Today, life in the Emirates moves in the fast lane. In a regular series to mark the 50th anniversary of the UAE, we take a trip back in time to see how much the country has changed.
During the course of the year, this series has travelled across the country tracking the changes over the past five decades. It has chronicled lost souqs, war-era cinemas, historic airports and old landmarks remembered fondly by residents past and present.
The series started in February with Qasr Al Hosn, beginning with the city’s oldest building with the new skyscrapers of Burj Mohammed bin Rashid and the World Trade Centre in the background.
So it is only right that it is to the capital we return to finish the series, where data from Google Earth’s Timelapse project illustrates the pace of change in Abu Dhabi and the surrounding islands over the past few decades.
The time-lapse, a zoomable picture of how the Earth's surface has changed, starts in 1984. Development is then still centred on the island but by 2020, empty desert and reclaimed land have become districts such as Khalifa City, Raha Beach and Mohamed bin Zayed city. Abu Dhabi has become a city of suburbs.
Mussaffah, the sprawling industrial area in Abu Dhabi’s south-west often visited by residents to service their cars, was a haphazard maze of roads and rudimentary workshops but by 2020, it has been firmly established as one of the engines of the city.
The images also show how land reclamation has reshaped the emirate. Yas Island, once connected to the mainland, was formed into an island and developed as an entertainment destination with the images showing the construction of the Formula One track, hotels and golf courses.
It also shows the growth of Abu Dhabi Corniche and the appearance of Marina Mall, the breakwater, Mina Zayed, Lulu Island and the addition of another island beside Hudayriat Island.
The time-lapse also charts the development of Saadiyat Island. Once a sandy haven beloved of early residents who took day trips there, it was also briefly home to a greenhouse growing vegetables in the 1970s.

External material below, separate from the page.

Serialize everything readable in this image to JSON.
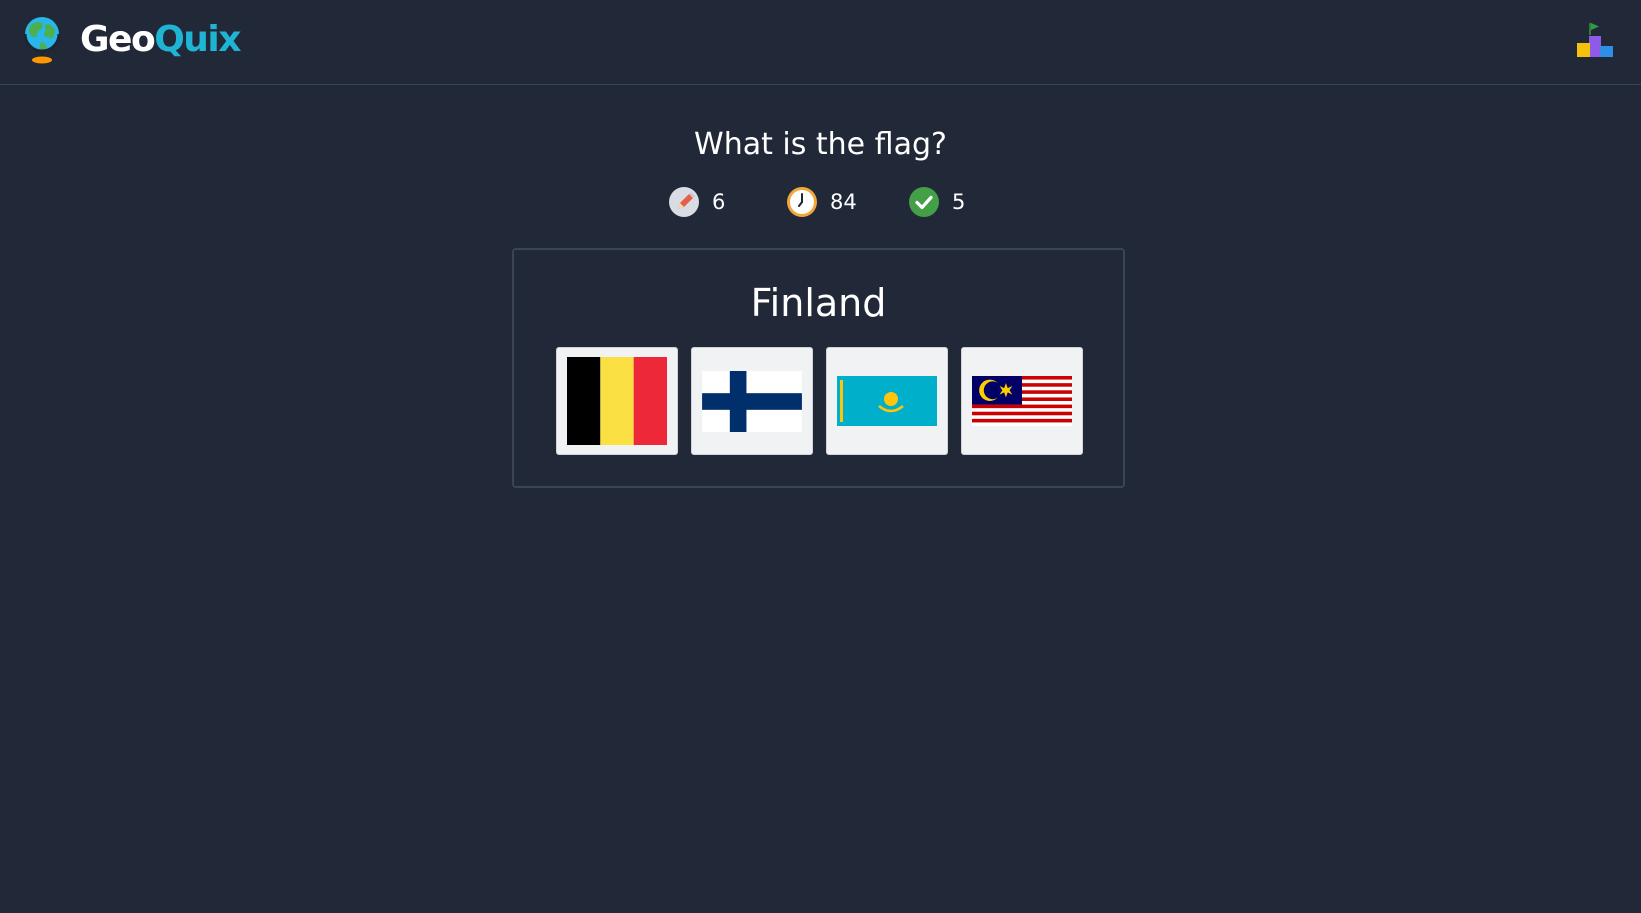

But larger plans were in place for the island and the images show its transformation into an island of museums, universities and luxury resorts. The later images show the early construction of the Abrahamic Family House and the Zayed Museum, buildings that are certain to become landmarks for new generations of residents.